    1218, May 2006.

  3. N.-S. Ismail, L. A. Hussein, and Analyzing the performance of acoustic channel in underwater wireless sensor netwrk (UWSN), in Proc. IEEE Fourth Asia .

  4. International Conference on Mathematical /Analytical Modelling and Computer Simulation (AMS), pp. 550555, 2010.

  5. Underwater networks, pp. 3340, Sep. 2006. [5] H.-P.

  6. Tan, R. Diamant, W. K. Seah, and M. Waldmeyer, A survey of techniques and challenges in underwater localization, Ocean Engineering, vol. 38, no. 14, pp. 16631676, Oct. 2011.

  7. W. Seah, An area localization scheme for underwater sensor networks, in Proc. OCEAN -Asia Pacific, IEEE, pp.18, 2007.

  8. M. Erol, L. F. Vieira, and M. Gerla, Localization with DiveNRise (DNR) beacons for underwater acoustic sensor networks, in Proc. the second ACM workshop onUnderwater networks, pp. 97100, Sep. 2007.

  9. Gerla, and S. Oktug, Multi stage underwater sensor localization using mobile beacons, in Proc. Second International Conference on Sensor Technologies and Applications, SENSORCOMM, IEEE, pp. 710 714, 2008.

  10. Y. Guo and Y. Liu, Localization for anchor- free underwater sensor networks, Computers & Electrical Engineering, vol. 39, no. 6, pp. 18121821, Aug. 2013.H. Luo, Y. Zhao, Z. Guo, S. Liu, P. Chen, and L. M. Ni, Udb: using directional beacons for localization in underwater sensor networks, in Proc. 14th IEEE International.

  11. Conference on Parallel and Distributed Systems, ICPADS, pp.551 558, Dec. 2008. H. Luo, Z. Guo, W. Dong, F. Hong, and Y. Zhao, LDB: Localization with Directional Beacons for Sparse 3D.

  12. Underwater Acoustic Sensor Networks, Journal of networks, vol. 5, no. 1, pp. 28-38, Jan. 2010.

  13. W. Cheng, A. Thaeler, X. Cheng, F. Liu, X. Lu, and Z. Lu, Time- synchronization free localization in large scale underwater acoustic sensor networks, in Proc. 29th IEEE International Conference on Distributed Computing Systems Workshops, ICDCS Workshops, pp. 8087, 22-26 June 2009.

  14. Y. Teymorian, W. Cheng, L. Ma, X. Cheng, X. Lu, and Z. Lu, 3D underwater sensor network localization,IEEE Transactions on Mobile Computing, vol. 8, no. 12, pp. 16101621, Dec. 2009 X. Cheng, H. Shu, Q. Liang, and D.-C. Du, Silent positioning in underwater acoustic sensor networks, IEEE Transactions on Vehicular Technology, vol. 57, no. 3, pp. 17561766, 2008.

  15. H. Tan, A. F. Gabor, Z. A. Eu, and W. K.-G. Seah, A Wide Coverage Positioning System (WPS) for Underwater Localization, in Proc.

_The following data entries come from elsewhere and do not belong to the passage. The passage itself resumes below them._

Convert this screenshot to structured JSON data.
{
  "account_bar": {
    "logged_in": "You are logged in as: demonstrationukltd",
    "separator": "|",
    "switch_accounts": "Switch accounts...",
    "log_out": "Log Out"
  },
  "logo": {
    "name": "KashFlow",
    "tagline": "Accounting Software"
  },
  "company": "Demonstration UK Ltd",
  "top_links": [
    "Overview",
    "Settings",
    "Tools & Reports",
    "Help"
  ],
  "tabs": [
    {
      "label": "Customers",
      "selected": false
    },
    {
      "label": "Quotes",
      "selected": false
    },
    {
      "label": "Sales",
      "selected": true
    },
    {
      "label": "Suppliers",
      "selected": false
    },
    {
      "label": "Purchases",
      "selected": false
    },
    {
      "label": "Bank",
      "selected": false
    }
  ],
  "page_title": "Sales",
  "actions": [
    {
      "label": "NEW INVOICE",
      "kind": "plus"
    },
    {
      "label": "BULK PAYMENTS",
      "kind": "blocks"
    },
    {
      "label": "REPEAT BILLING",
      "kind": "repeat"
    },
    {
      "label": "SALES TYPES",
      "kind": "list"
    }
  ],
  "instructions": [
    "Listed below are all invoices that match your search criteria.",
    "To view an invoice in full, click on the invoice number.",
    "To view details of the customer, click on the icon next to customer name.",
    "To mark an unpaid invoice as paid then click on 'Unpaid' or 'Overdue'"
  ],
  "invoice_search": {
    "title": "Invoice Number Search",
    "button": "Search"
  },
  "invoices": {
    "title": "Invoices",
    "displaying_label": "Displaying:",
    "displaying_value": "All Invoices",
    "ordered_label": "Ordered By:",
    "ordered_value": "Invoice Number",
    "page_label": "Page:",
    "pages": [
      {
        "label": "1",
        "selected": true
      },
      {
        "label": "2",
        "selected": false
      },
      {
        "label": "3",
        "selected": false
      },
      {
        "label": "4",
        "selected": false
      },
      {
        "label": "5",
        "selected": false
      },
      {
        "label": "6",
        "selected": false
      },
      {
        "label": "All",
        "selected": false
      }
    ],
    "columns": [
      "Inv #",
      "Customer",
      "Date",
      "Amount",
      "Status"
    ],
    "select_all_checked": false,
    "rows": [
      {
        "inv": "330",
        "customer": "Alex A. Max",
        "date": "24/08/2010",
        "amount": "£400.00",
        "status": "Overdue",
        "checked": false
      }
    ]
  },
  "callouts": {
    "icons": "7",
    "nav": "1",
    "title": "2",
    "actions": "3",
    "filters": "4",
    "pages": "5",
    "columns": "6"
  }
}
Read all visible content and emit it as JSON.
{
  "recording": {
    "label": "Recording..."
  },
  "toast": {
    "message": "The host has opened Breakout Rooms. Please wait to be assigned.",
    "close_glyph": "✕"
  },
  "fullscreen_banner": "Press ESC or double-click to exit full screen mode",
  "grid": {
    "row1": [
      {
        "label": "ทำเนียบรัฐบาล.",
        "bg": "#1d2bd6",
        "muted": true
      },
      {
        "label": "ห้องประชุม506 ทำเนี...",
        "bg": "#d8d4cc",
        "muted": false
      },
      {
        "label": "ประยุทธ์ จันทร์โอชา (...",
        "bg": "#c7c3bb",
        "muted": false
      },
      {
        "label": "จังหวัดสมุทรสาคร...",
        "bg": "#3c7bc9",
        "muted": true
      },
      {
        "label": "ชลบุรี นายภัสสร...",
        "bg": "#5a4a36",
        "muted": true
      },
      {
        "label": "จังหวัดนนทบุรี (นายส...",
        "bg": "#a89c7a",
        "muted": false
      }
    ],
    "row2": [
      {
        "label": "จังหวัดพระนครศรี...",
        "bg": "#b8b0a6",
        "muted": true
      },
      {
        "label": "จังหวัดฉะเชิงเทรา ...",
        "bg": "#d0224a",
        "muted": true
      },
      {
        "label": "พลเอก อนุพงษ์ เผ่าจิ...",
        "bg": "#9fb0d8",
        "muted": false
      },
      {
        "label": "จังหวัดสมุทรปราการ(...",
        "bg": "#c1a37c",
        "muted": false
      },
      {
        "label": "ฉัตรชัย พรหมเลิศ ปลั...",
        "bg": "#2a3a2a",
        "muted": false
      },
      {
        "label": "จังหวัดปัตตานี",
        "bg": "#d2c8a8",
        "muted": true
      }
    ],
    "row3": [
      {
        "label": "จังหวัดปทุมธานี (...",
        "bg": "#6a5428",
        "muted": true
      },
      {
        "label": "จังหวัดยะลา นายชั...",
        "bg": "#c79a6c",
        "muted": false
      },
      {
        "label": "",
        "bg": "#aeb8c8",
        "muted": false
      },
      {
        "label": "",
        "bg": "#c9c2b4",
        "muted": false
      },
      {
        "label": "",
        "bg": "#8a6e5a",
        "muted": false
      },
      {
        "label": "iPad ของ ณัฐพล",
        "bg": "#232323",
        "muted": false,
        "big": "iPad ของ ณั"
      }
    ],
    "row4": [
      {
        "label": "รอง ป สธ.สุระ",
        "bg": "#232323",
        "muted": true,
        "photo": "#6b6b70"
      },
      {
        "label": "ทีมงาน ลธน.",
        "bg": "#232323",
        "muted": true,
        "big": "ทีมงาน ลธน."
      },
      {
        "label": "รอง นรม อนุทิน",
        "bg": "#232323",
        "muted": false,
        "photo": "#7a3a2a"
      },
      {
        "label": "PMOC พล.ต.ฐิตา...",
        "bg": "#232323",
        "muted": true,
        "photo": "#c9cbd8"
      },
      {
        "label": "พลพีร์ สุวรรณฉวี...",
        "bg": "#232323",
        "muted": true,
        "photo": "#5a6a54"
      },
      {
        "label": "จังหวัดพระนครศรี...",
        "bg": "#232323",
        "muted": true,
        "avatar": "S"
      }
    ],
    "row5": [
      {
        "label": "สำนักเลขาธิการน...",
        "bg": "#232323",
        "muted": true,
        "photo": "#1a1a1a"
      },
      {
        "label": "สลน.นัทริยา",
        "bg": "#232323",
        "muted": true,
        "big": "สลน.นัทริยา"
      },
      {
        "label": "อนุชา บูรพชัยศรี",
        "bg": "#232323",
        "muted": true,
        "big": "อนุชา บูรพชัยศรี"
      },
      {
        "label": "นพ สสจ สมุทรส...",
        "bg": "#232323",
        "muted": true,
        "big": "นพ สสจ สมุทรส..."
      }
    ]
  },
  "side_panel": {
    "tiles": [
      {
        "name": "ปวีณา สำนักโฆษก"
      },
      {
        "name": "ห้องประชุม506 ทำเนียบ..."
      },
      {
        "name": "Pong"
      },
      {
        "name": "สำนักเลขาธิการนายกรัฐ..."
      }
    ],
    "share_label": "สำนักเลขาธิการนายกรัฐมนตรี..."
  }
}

IEEE International Conference on Communications (ICC), pp. 15, 23-27 May 2010. M. Erol- Kantarci, S. Oktug, L. Vieira, and M. Gerla,

  16. Performance evaluation of distributed localization techniques for mobile underwater acoustic sensor networks, Ad Hoc Networks, vol. 9, no. 1, pp. 6172, Jan. 2011.

  17. Gerla, The Meandering Current Mobility Model and its Impact on Underwater Mobile Sensor Networks, in Proc. IEEE INFOCOM, The 27th Conference on Computer Communications, pp. 221-225, 13-18 April 2008.

  18. S. H. Ariffin, Analyzing the performance of acoustic channel in underwater wireless sensor network (UWSN), in Proc. IEEE Fourth Asia.[

  19. M. T. Isik and O. B. Akan, A three dimensional localization algorithm for underwater acoustic sensor networks, IEEE Transactions on Wireless Communications, vol. 8, no. 9, pp. 4457 4463, 2009. [7] V. Chandrasekhar.

Leave a Reply

Your email address will not be published. Required fields are marked *